* _Given records_:
::::::
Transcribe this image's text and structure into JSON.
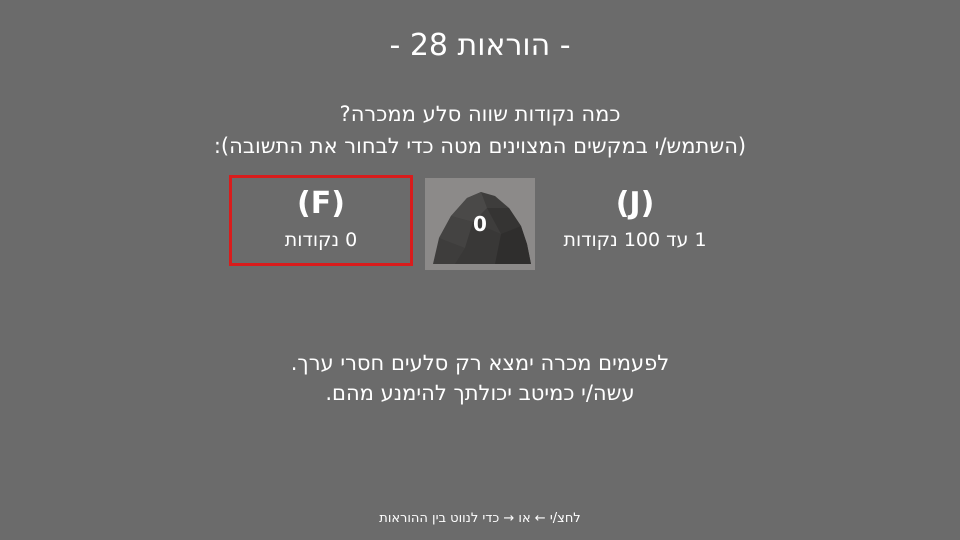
{
  "title": "- הוראות 28 -",
  "question": {
    "line1": "כמה נקודות שווה סלע ממכרה?",
    "line2": "(השתמש/י במקשים המצוינים מטה כדי לבחור את התשובה):"
  },
  "options": {
    "left": {
      "key": "(F)",
      "text": "0 נקודות",
      "selected": true
    },
    "right": {
      "key": "(J)",
      "text": "1 עד 100 נקודות",
      "selected": false
    }
  },
  "rock": {
    "value": "0",
    "icon": "rock-image"
  },
  "warning": {
    "line1": "לפעמים מכרה ימצא רק סלעים חסרי ערך.",
    "line2": "עשה/י כמיטב יכולתך להימנע מהם."
  },
  "footer": "לחצ/י ← או → כדי לנווט בין ההוראות",
  "colors": {
    "background": "#6b6b6b",
    "selection_border": "#d91c1c",
    "text": "#ffffff"
  }
}
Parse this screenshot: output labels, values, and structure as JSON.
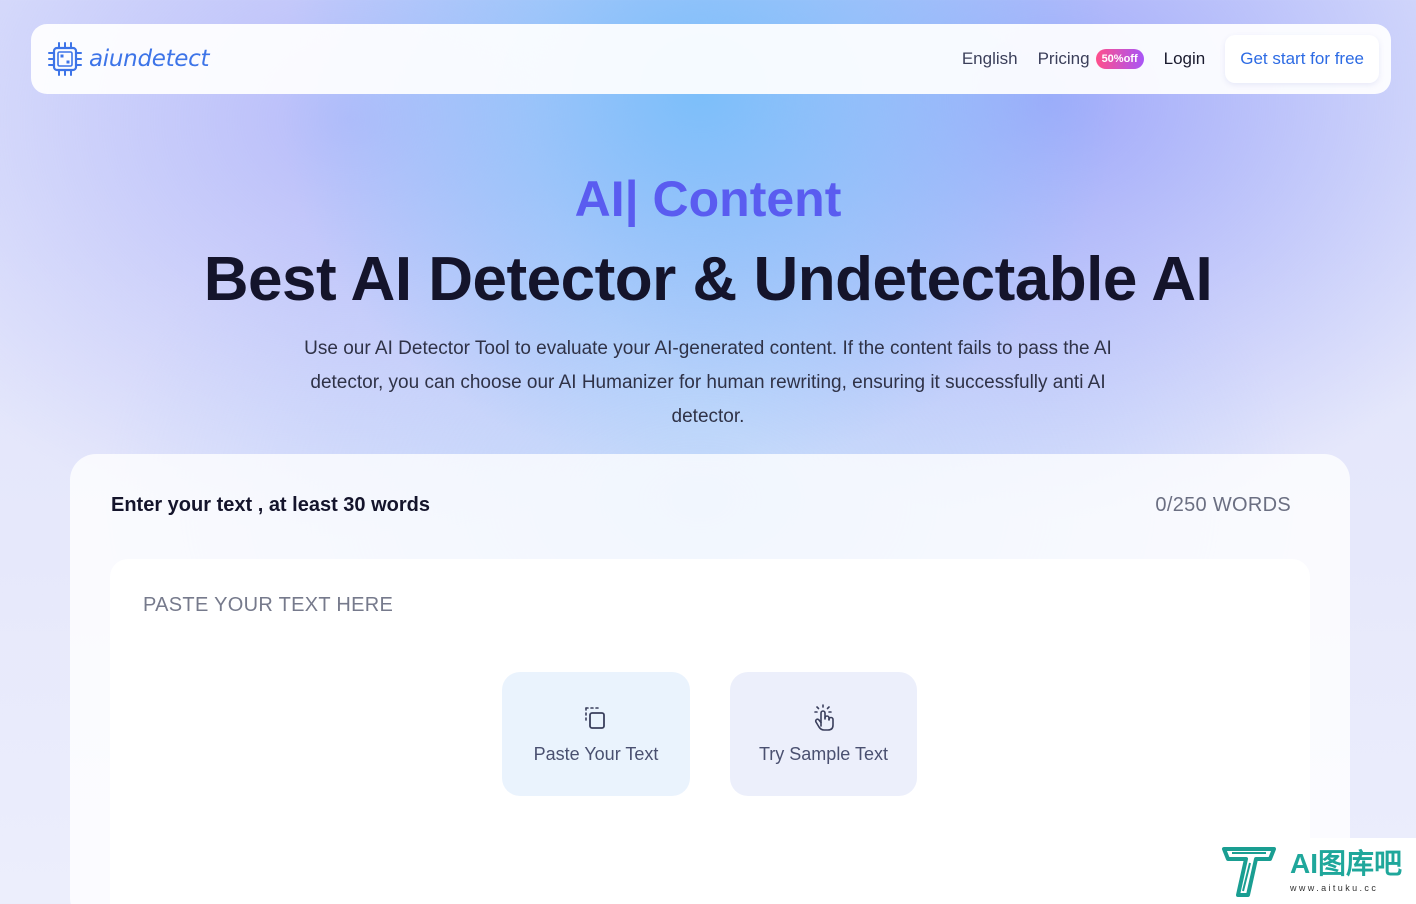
{
  "nav": {
    "brand": "aiundetect",
    "language": "English",
    "pricing": "Pricing",
    "pricing_badge": "50%off",
    "login": "Login",
    "cta": "Get start for free"
  },
  "hero": {
    "tag": "AI| Content",
    "title": "Best AI Detector & Undetectable AI",
    "description": "Use our AI Detector Tool to evaluate your AI-generated content. If the content fails to pass the AI detector, you can choose our AI Humanizer for human rewriting, ensuring it successfully anti AI detector."
  },
  "panel": {
    "label": "Enter your text , at least 30 words",
    "word_count": "0/250 WORDS",
    "placeholder": "PASTE YOUR TEXT HERE",
    "paste_button": "Paste Your Text",
    "sample_button": "Try Sample Text"
  },
  "watermark": {
    "title": "AI图库吧",
    "url": "www.aituku.cc"
  },
  "colors": {
    "brand": "#3d74e8",
    "accent": "#5a5cf0",
    "cta_text": "#2d6be4",
    "watermark": "#1fa79b"
  }
}
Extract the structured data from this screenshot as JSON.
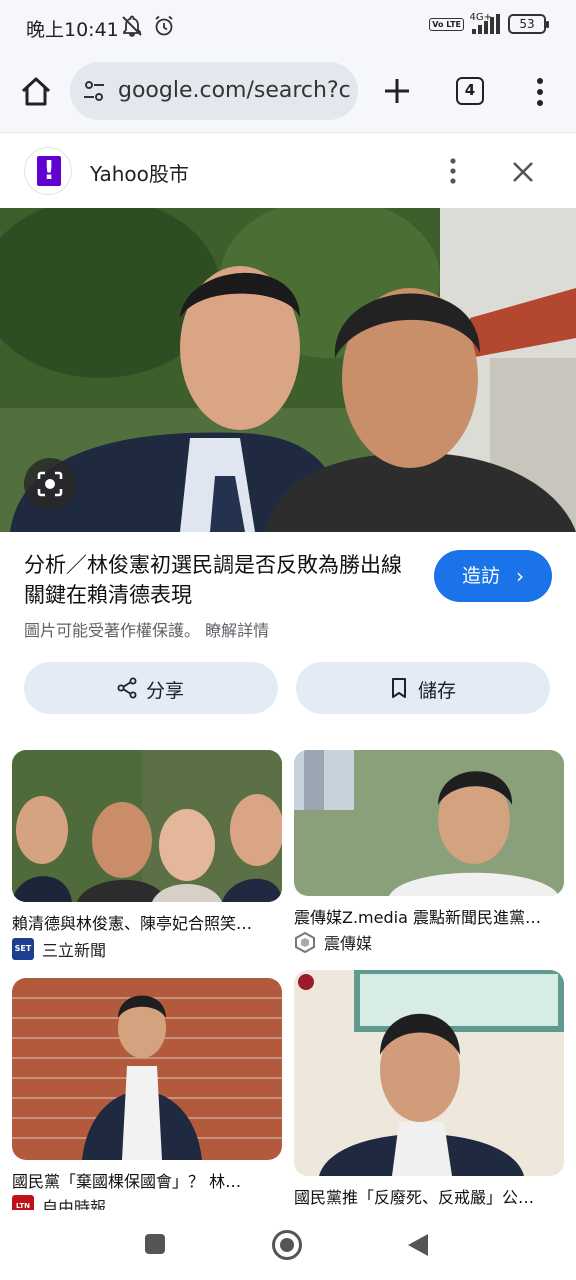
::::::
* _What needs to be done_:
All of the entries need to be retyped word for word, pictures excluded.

* _Written response_:
Transcribe this image's text and structure into JSON.
{
  "title": "- הוראות 28 -",
  "question": {
    "line1": "כמה נקודות שווה סלע ממכרה?",
    "line2": "(השתמש/י במקשים המצוינים מטה כדי לבחור את התשובה):"
  },
  "options": {
    "left": {
      "key": "(F)",
      "text": "0 נקודות",
      "selected": true
    },
    "right": {
      "key": "(J)",
      "text": "1 עד 100 נקודות",
      "selected": false
    }
  },
  "rock": {
    "value": "0",
    "icon": "rock-image"
  },
  "warning": {
    "line1": "לפעמים מכרה ימצא רק סלעים חסרי ערך.",
    "line2": "עשה/י כמיטב יכולתך להימנע מהם."
  },
  "footer": "לחצ/י ← או → כדי לנווט בין ההוראות",
  "colors": {
    "background": "#6b6b6b",
    "selection_border": "#d91c1c",
    "text": "#ffffff"
  }
}
Parse this screenshot: output labels, values, and structure as JSON.
{
  "nav": {
    "brand": "aiundetect",
    "language": "English",
    "pricing": "Pricing",
    "pricing_badge": "50%off",
    "login": "Login",
    "cta": "Get start for free"
  },
  "hero": {
    "tag": "AI| Content",
    "title": "Best AI Detector & Undetectable AI",
    "description": "Use our AI Detector Tool to evaluate your AI-generated content. If the content fails to pass the AI detector, you can choose our AI Humanizer for human rewriting, ensuring it successfully anti AI detector."
  },
  "panel": {
    "label": "Enter your text , at least 30 words",
    "word_count": "0/250 WORDS",
    "placeholder": "PASTE YOUR TEXT HERE",
    "paste_button": "Paste Your Text",
    "sample_button": "Try Sample Text"
  },
  "watermark": {
    "title": "AI图库吧",
    "url": "www.aituku.cc"
  },
  "colors": {
    "brand": "#3d74e8",
    "accent": "#5a5cf0",
    "cta_text": "#2d6be4",
    "watermark": "#1fa79b"
  }
}
Extract the structured data from this screenshot as JSON.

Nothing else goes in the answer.